- **Your objective**
The records that follow are to be repeated in full, with no pictures retained.

- **Input**
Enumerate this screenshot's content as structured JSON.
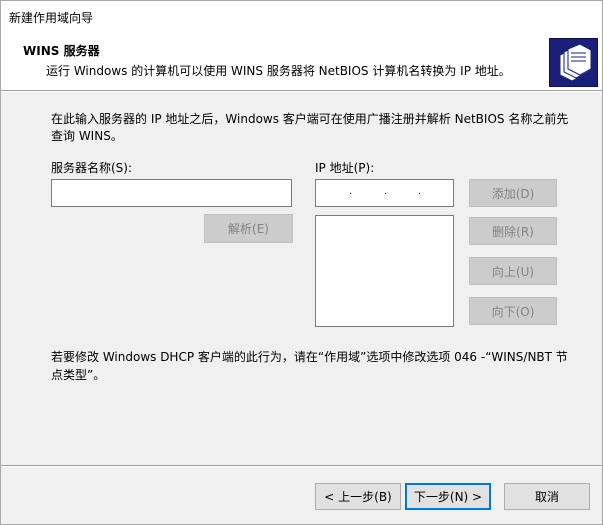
{
  "window": {
    "title": "新建作用域向导"
  },
  "header": {
    "title": "WINS 服务器",
    "subtitle": "运行 Windows 的计算机可以使用 WINS 服务器将 NetBIOS 计算机名转换为 IP 地址。",
    "icon": "folders-icon"
  },
  "description": "在此输入服务器的 IP 地址之后，Windows 客户端可在使用广播注册并解析 NetBIOS 名称之前先查询 WINS。",
  "server_name": {
    "label": "服务器名称(S):",
    "value": ""
  },
  "ip_address": {
    "label": "IP 地址(P):",
    "value": "",
    "separators": [
      ".",
      ".",
      "."
    ]
  },
  "buttons": {
    "resolve": "解析(E)",
    "add": "添加(D)",
    "remove": "删除(R)",
    "up": "向上(U)",
    "down": "向下(O)"
  },
  "ip_list": [],
  "note": "若要修改 Windows DHCP 客户端的此行为，请在“作用域”选项中修改选项 046 -“WINS/NBT 节点类型”。",
  "footer": {
    "back": "< 上一步(B)",
    "next": "下一步(N) >",
    "cancel": "取消"
  },
  "colors": {
    "icon_bg": "#1a1f7a",
    "default_button_border": "#0078d7"
  }
}
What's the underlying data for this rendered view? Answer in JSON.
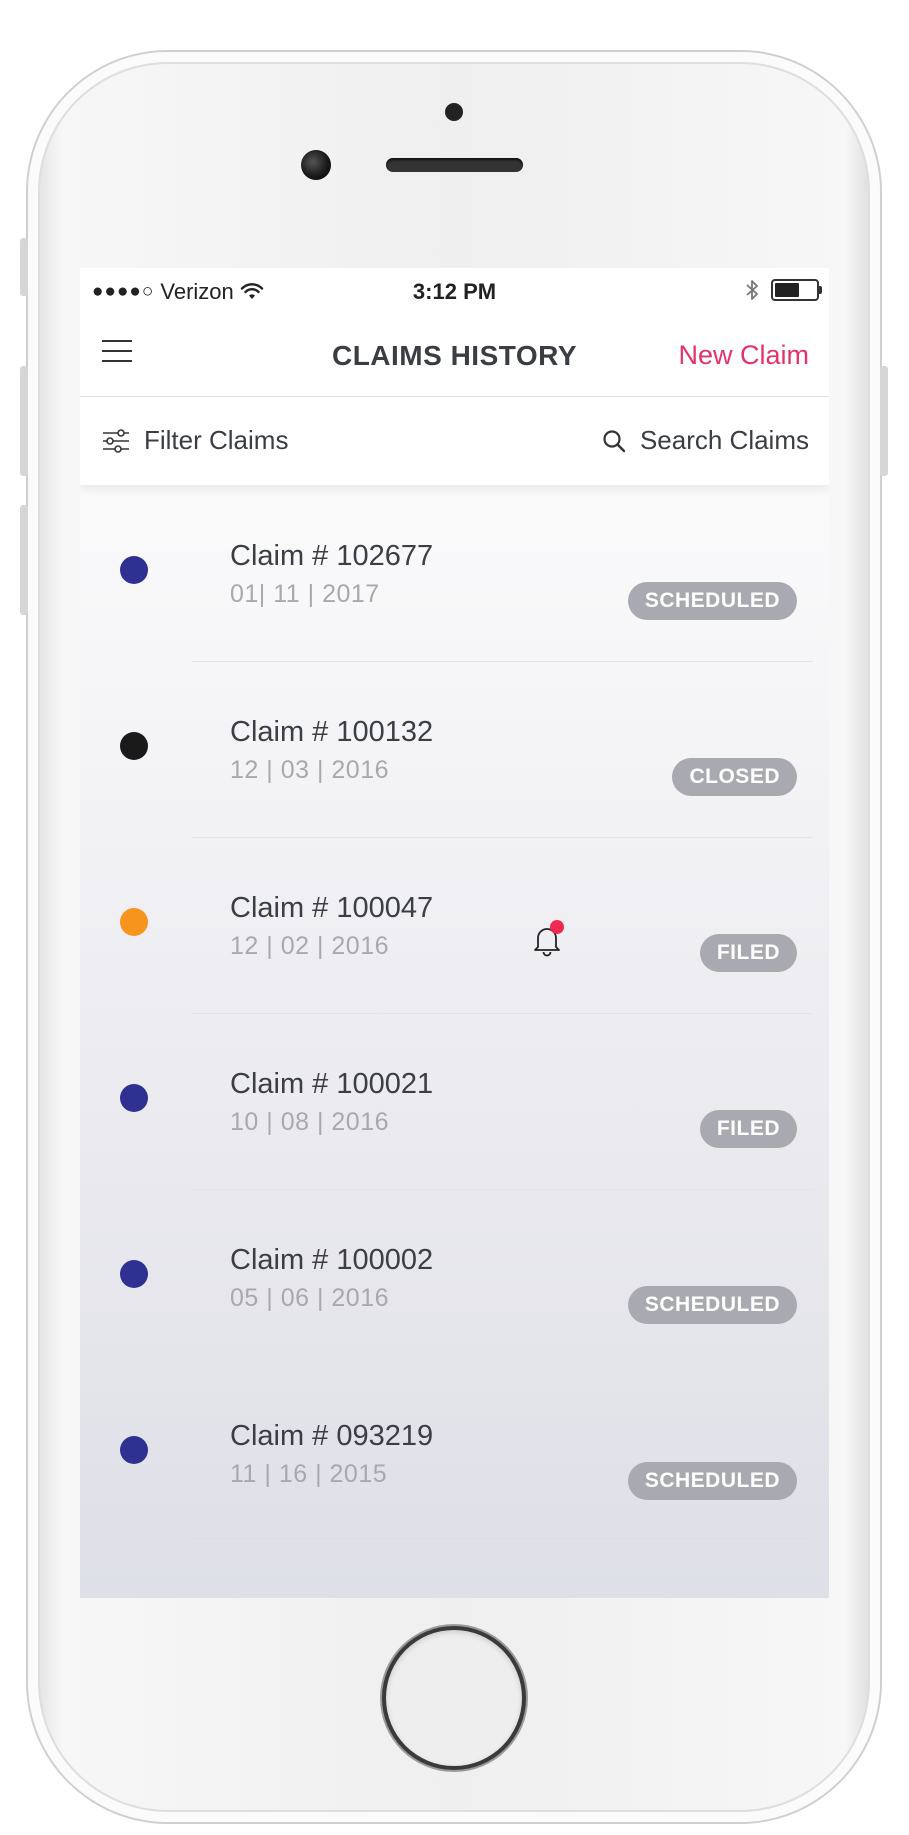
{
  "status_bar": {
    "signal_dots": "●●●●○",
    "carrier": "Verizon",
    "time": "3:12 PM",
    "icons": [
      "wifi-icon",
      "bluetooth-icon",
      "battery-icon"
    ]
  },
  "nav": {
    "title": "CLAIMS HISTORY",
    "new_claim_label": "New Claim",
    "menu_icon": "hamburger-menu-icon"
  },
  "toolbar": {
    "filter_label": "Filter Claims",
    "search_label": "Search Claims"
  },
  "colors": {
    "accent": "#e4336b",
    "indicator_blue": "#2e3192",
    "indicator_black": "#1a1a1a",
    "indicator_orange": "#f7941d",
    "badge_gray": "#a9aab1",
    "notification_red": "#ef2a50"
  },
  "claims": [
    {
      "title": "Claim # 102677",
      "date": "01| 11 | 2017",
      "status": "SCHEDULED",
      "indicator": "#2e3192",
      "has_notification": false
    },
    {
      "title": "Claim # 100132",
      "date": "12 | 03 | 2016",
      "status": "CLOSED",
      "indicator": "#1a1a1a",
      "has_notification": false
    },
    {
      "title": "Claim # 100047",
      "date": "12 | 02 | 2016",
      "status": "FILED",
      "indicator": "#f7941d",
      "has_notification": true
    },
    {
      "title": "Claim # 100021",
      "date": "10 | 08 | 2016",
      "status": "FILED",
      "indicator": "#2e3192",
      "has_notification": false
    },
    {
      "title": "Claim # 100002",
      "date": "05 | 06 | 2016",
      "status": "SCHEDULED",
      "indicator": "#2e3192",
      "has_notification": false
    },
    {
      "title": "Claim # 093219",
      "date": "11 | 16 | 2015",
      "status": "SCHEDULED",
      "indicator": "#2e3192",
      "has_notification": false
    }
  ]
}
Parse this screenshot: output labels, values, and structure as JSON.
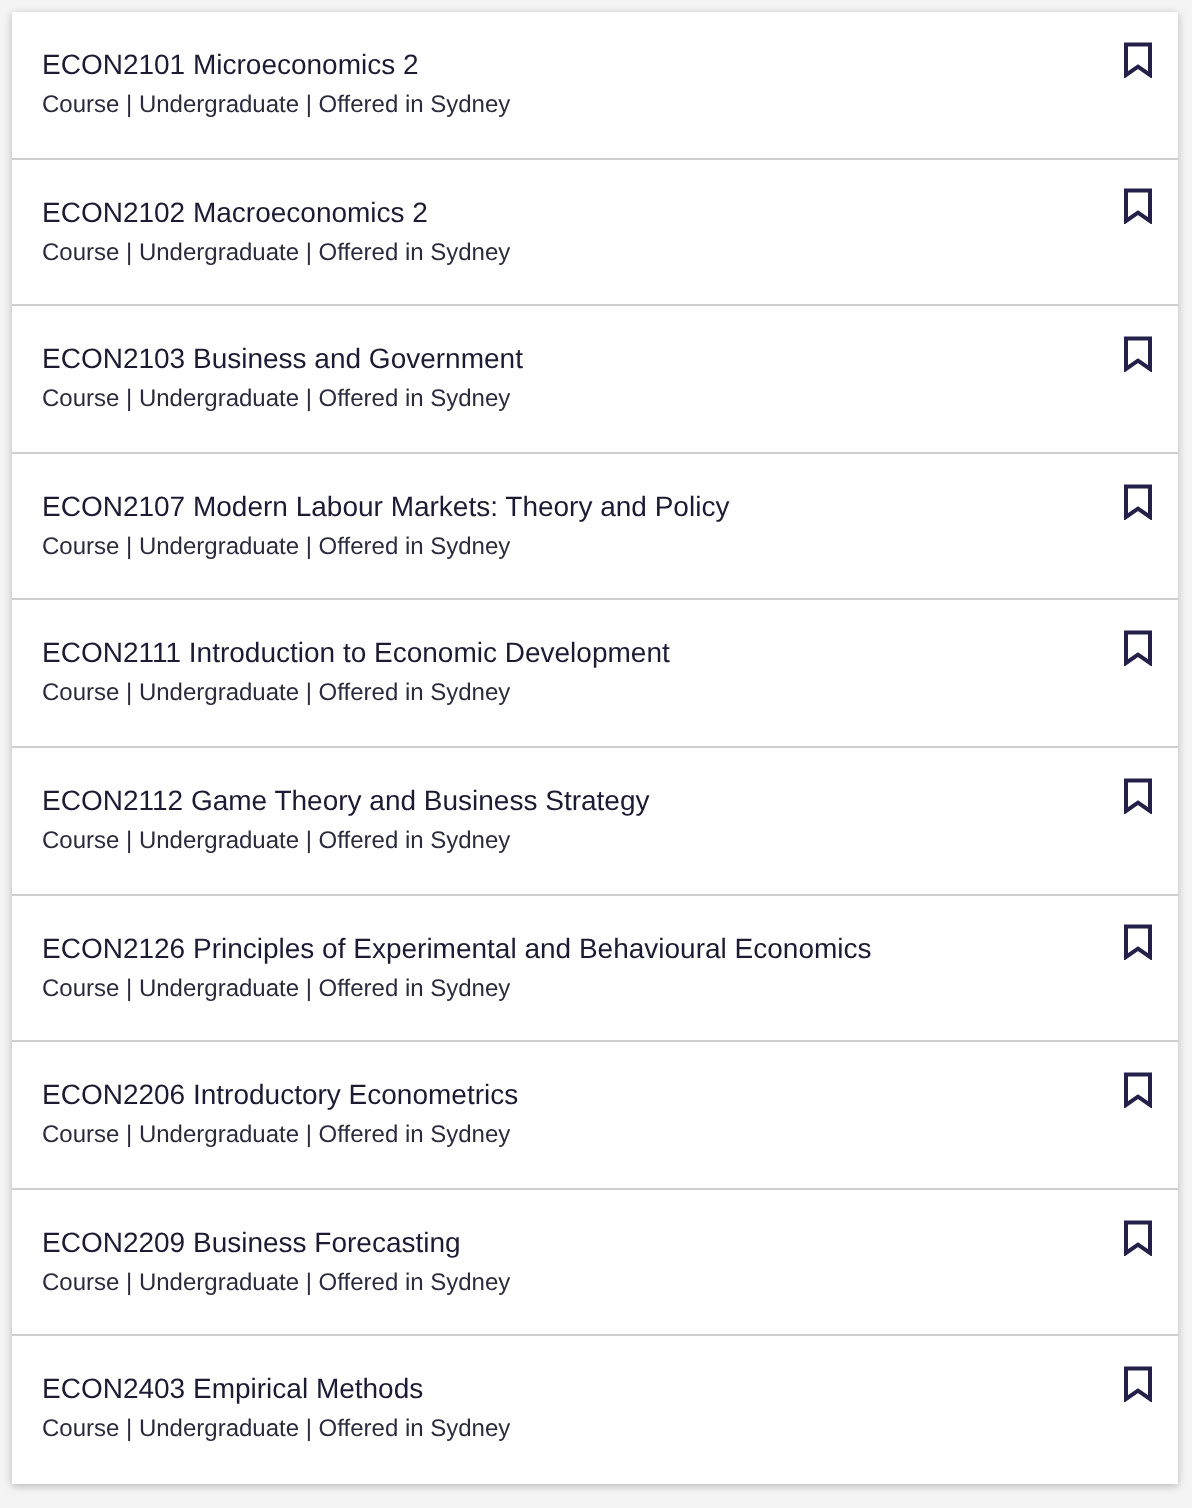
{
  "courses": [
    {
      "title": "ECON2101 Microeconomics 2",
      "meta": "Course | Undergraduate | Offered in Sydney"
    },
    {
      "title": "ECON2102 Macroeconomics 2",
      "meta": "Course | Undergraduate | Offered in Sydney"
    },
    {
      "title": "ECON2103 Business and Government",
      "meta": "Course | Undergraduate | Offered in Sydney"
    },
    {
      "title": "ECON2107 Modern Labour Markets: Theory and Policy",
      "meta": "Course | Undergraduate | Offered in Sydney"
    },
    {
      "title": "ECON2111 Introduction to Economic Development",
      "meta": "Course | Undergraduate | Offered in Sydney"
    },
    {
      "title": "ECON2112 Game Theory and Business Strategy",
      "meta": "Course | Undergraduate | Offered in Sydney"
    },
    {
      "title": "ECON2126 Principles of Experimental and Behavioural Economics",
      "meta": "Course | Undergraduate | Offered in Sydney"
    },
    {
      "title": "ECON2206 Introductory Econometrics",
      "meta": "Course | Undergraduate | Offered in Sydney"
    },
    {
      "title": "ECON2209 Business Forecasting",
      "meta": "Course | Undergraduate | Offered in Sydney"
    },
    {
      "title": "ECON2403 Empirical Methods",
      "meta": "Course | Undergraduate | Offered in Sydney"
    }
  ]
}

- **Output**
Enumerate this screenshot's content as structured JSON.
{
  "window": {
    "title": "新建作用域向导"
  },
  "header": {
    "title": "WINS 服务器",
    "subtitle": "运行 Windows 的计算机可以使用 WINS 服务器将 NetBIOS 计算机名转换为 IP 地址。",
    "icon": "folders-icon"
  },
  "description": "在此输入服务器的 IP 地址之后，Windows 客户端可在使用广播注册并解析 NetBIOS 名称之前先查询 WINS。",
  "server_name": {
    "label": "服务器名称(S):",
    "value": ""
  },
  "ip_address": {
    "label": "IP 地址(P):",
    "value": "",
    "separators": [
      ".",
      ".",
      "."
    ]
  },
  "buttons": {
    "resolve": "解析(E)",
    "add": "添加(D)",
    "remove": "删除(R)",
    "up": "向上(U)",
    "down": "向下(O)"
  },
  "ip_list": [],
  "note": "若要修改 Windows DHCP 客户端的此行为，请在“作用域”选项中修改选项 046 -“WINS/NBT 节点类型”。",
  "footer": {
    "back": "< 上一步(B)",
    "next": "下一步(N) >",
    "cancel": "取消"
  },
  "colors": {
    "icon_bg": "#1a1f7a",
    "default_button_border": "#0078d7"
  }
}
What's the underlying data for this rendered view? Answer in JSON.
{
  "status_bar": {
    "signal_dots": "●●●●○",
    "carrier": "Verizon",
    "time": "3:12 PM",
    "icons": [
      "wifi-icon",
      "bluetooth-icon",
      "battery-icon"
    ]
  },
  "nav": {
    "title": "CLAIMS HISTORY",
    "new_claim_label": "New Claim",
    "menu_icon": "hamburger-menu-icon"
  },
  "toolbar": {
    "filter_label": "Filter Claims",
    "search_label": "Search Claims"
  },
  "colors": {
    "accent": "#e4336b",
    "indicator_blue": "#2e3192",
    "indicator_black": "#1a1a1a",
    "indicator_orange": "#f7941d",
    "badge_gray": "#a9aab1",
    "notification_red": "#ef2a50"
  },
  "claims": [
    {
      "title": "Claim # 102677",
      "date": "01| 11 | 2017",
      "status": "SCHEDULED",
      "indicator": "#2e3192",
      "has_notification": false
    },
    {
      "title": "Claim # 100132",
      "date": "12 | 03 | 2016",
      "status": "CLOSED",
      "indicator": "#1a1a1a",
      "has_notification": false
    },
    {
      "title": "Claim # 100047",
      "date": "12 | 02 | 2016",
      "status": "FILED",
      "indicator": "#f7941d",
      "has_notification": true
    },
    {
      "title": "Claim # 100021",
      "date": "10 | 08 | 2016",
      "status": "FILED",
      "indicator": "#2e3192",
      "has_notification": false
    },
    {
      "title": "Claim # 100002",
      "date": "05 | 06 | 2016",
      "status": "SCHEDULED",
      "indicator": "#2e3192",
      "has_notification": false
    },
    {
      "title": "Claim # 093219",
      "date": "11 | 16 | 2015",
      "status": "SCHEDULED",
      "indicator": "#2e3192",
      "has_notification": false
    }
  ]
}
Parse this screenshot: output labels, values, and structure as JSON.
{
  "courses": [
    {
      "title": "ECON2101 Microeconomics 2",
      "meta": "Course | Undergraduate | Offered in Sydney"
    },
    {
      "title": "ECON2102 Macroeconomics 2",
      "meta": "Course | Undergraduate | Offered in Sydney"
    },
    {
      "title": "ECON2103 Business and Government",
      "meta": "Course | Undergraduate | Offered in Sydney"
    },
    {
      "title": "ECON2107 Modern Labour Markets: Theory and Policy",
      "meta": "Course | Undergraduate | Offered in Sydney"
    },
    {
      "title": "ECON2111 Introduction to Economic Development",
      "meta": "Course | Undergraduate | Offered in Sydney"
    },
    {
      "title": "ECON2112 Game Theory and Business Strategy",
      "meta": "Course | Undergraduate | Offered in Sydney"
    },
    {
      "title": "ECON2126 Principles of Experimental and Behavioural Economics",
      "meta": "Course | Undergraduate | Offered in Sydney"
    },
    {
      "title": "ECON2206 Introductory Econometrics",
      "meta": "Course | Undergraduate | Offered in Sydney"
    },
    {
      "title": "ECON2209 Business Forecasting",
      "meta": "Course | Undergraduate | Offered in Sydney"
    },
    {
      "title": "ECON2403 Empirical Methods",
      "meta": "Course | Undergraduate | Offered in Sydney"
    }
  ]
}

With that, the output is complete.